Fun times ahead for MLB Mondays, as we get to re-evaluate awards originally given in 1924 this time around, and that’s a more-engaging exercise, for sure. This will be consistent for almost every edition/year going forward, so we’ve moved into a new era in MLB history.
This is an interesting year, as both awarded MVPs in 1924 were pitchers, and we slide them to the Cy Young “division” in our analyses, as explained in the first week of the series. Read on, then, to see who we picked for the four annual awards!
1924 American League MVP: Walter Johnson (original), Babe Ruth (revised)
The Washington Senators won the pennant by two games over the New York Yankees, who had won three straight AL titles. The most outstanding offensive player in the league was easily Yankees right fielder Babe Ruth, who outpaced everyone in the AL by 5.2 WAR. That is not a typo. The effort secures his fifth MVP award in our series, in addition to the one Cy Young he earned as well.
Ruth (11.7) posted another insane season, leading his peers in runs (143), home runs (46), walks (142), batting average (.378), on-base percentage (.513), slugging percentage (.739), OPS (1.252), and total bases (391). This was the only batting title of Ruth’s career, by the way, and for the record, Washington left fielder Goose Goslin was next best in WAR (6.5).
Want to know what’s really effed up? Ruth didn’t receive a single MVP vote. Go figure.
1924 National League MVP: Dazzy Vance (original), Rogers Hornsby (revised)
The New York Giants won the pennant again, this time by 1.5 games over the Brooklyn Robins. Giants second baseman Frankie Frisch, our MVP winner from 1923, finished second in WAR (7.4) while tying for the league lead in runs (121). He also finished third in the real MVP vote at the time.
Here is the dilemma: St. Louis Cardinals second baseman Rogers Hornsby led the NL in WAR (12.2), runs (121, tied with Frisch), hits (227), doubles (43), walks (89), batting average (.424), OBP (.507), SLG (.696), OPS (1.203), and total bases (373)—while playing for a team that ended up 28.5 games behind New York in the standings.
Hornsby’s effort got him second place in the MVP vote, but that batting average is still the MLB record, obviously, and his historic season is enough to overpower Frisch’s sabermetric value to a pennant-contending/winning team, really.
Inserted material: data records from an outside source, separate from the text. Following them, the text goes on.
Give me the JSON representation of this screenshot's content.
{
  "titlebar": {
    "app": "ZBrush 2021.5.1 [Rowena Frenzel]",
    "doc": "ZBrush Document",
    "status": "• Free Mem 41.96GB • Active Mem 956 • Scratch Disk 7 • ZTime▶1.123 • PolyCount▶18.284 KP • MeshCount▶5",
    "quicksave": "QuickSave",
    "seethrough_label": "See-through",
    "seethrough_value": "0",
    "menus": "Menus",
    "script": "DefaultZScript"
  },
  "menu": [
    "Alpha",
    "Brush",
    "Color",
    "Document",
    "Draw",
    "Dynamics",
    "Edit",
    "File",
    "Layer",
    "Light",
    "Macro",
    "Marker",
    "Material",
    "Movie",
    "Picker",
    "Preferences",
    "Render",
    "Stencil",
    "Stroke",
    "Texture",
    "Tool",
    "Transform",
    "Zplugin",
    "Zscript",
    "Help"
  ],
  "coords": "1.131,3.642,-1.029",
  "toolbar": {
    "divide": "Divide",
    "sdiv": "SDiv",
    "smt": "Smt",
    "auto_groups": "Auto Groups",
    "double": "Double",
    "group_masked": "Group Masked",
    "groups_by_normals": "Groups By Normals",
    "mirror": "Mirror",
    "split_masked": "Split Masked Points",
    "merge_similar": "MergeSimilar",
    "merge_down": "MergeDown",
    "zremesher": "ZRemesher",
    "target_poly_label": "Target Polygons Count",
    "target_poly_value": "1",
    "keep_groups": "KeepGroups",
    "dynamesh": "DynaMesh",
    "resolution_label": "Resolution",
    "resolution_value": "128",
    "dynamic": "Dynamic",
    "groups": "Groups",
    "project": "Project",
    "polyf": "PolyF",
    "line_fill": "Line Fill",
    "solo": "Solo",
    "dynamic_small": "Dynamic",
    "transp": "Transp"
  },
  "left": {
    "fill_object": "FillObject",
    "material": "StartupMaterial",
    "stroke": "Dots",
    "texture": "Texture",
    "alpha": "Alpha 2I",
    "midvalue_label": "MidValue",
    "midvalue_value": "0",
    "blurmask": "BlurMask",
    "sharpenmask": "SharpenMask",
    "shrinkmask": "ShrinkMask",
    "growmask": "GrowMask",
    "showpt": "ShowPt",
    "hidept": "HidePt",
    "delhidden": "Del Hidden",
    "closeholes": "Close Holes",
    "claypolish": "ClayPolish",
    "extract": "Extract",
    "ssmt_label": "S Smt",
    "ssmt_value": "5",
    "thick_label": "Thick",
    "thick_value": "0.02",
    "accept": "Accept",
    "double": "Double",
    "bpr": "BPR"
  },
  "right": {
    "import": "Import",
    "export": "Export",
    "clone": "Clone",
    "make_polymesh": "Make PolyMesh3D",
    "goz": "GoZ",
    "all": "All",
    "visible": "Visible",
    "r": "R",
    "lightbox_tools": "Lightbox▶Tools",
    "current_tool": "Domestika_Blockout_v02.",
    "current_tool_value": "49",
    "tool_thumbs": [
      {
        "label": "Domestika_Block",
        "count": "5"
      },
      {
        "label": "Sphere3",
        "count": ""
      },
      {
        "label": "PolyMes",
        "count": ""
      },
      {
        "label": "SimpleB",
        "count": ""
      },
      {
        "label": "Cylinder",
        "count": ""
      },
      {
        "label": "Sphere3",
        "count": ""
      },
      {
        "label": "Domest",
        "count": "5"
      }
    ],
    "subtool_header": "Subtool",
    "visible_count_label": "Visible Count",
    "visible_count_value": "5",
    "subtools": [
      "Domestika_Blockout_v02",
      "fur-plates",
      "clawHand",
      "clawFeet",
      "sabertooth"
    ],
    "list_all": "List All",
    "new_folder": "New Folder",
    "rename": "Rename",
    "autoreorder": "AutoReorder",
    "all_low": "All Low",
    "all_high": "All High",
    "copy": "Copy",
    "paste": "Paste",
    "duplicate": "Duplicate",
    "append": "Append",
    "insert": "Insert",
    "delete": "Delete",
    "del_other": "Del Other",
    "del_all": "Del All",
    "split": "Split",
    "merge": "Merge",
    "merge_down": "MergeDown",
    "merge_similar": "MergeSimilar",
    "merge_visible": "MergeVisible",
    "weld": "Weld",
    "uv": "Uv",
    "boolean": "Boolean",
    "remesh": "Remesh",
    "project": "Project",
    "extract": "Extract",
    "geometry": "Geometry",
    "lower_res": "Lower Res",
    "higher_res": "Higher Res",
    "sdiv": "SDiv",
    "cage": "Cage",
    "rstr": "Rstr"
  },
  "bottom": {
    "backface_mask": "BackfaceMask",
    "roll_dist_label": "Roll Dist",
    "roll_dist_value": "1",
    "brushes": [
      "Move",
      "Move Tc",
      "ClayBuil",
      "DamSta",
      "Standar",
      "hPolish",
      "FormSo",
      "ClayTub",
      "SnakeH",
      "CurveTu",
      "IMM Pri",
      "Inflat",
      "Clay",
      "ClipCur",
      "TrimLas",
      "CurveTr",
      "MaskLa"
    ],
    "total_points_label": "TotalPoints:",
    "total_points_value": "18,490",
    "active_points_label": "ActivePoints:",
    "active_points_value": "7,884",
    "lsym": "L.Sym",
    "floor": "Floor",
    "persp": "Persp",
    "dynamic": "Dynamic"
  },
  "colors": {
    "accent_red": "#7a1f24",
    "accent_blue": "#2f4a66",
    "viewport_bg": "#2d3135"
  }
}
This is Hornsby’s fifth MVP award in our series, as well.
1924 AL Cy Young: Herb Pennock
Boston Red Sox ace Howard Ehmke led the league in pitching WAR (8.3), despite leading the league in losses (17). The Red Sox finished 25 games behind the Senators, and Ehmke also led the circuit in innings pitched (315). That’s where most of his value comes from on a bad team like Boston in 1924.
The real debate comes down to Yankees star Herb Pennock (8.1 WAR) and Senators legend Walter Johnson (6.8). Strangely, Pennock didn’t lead the AL in a single category, although he was by far the best pitcher New York had—accounting for his WAR prowess. Meanwhile, Johnson led his peers in wins (23), ERA (2.72), shutouts (6), strikeouts (158), WHIP (1.116), and fewest hits allowed per nine innings (7.6).
This is a dilemma, because Pennock and his 2.83 ERA brought true value to a weaker team that needed him more and almost won the pennant, while Johnson had the better season for a better team that won the pennant. At age 36, this was truly the last great year of the Big Train’s career—and there is some sentimental value there.
Pennock was voted fourth in the MVP race, so even at the time, his value was clear. Overall, Johnson had the better season (albeit not a historic one), and Pennock’s season was more valuable. That’s our decision, in the end.
1924 NL Cy Young: Dazzy Vance
This is a no-brainer decision. The Robins just missed out on the pennant, and Brooklyn star Dazzy Vance (10.5) led the NL in WAR by a whopping 5.1-win margin over Boston Braves workhorse Jesse Barnes (5.4), whose value mostly came from eating innings on the worst team in the league: Boston finished 53-100 and 40 games out.
Barnes led the NL in losses (20) and shutouts (4), and you know how they always say you have to be a pretty good pitcher to lose 20 games. But Vance topped the league in wins (28), ERA (2.16), complete games (30), Ks (262), WHIP (1.022), and fewest hits per nine (6.9). He was the much-better pitcher on a true-contending team.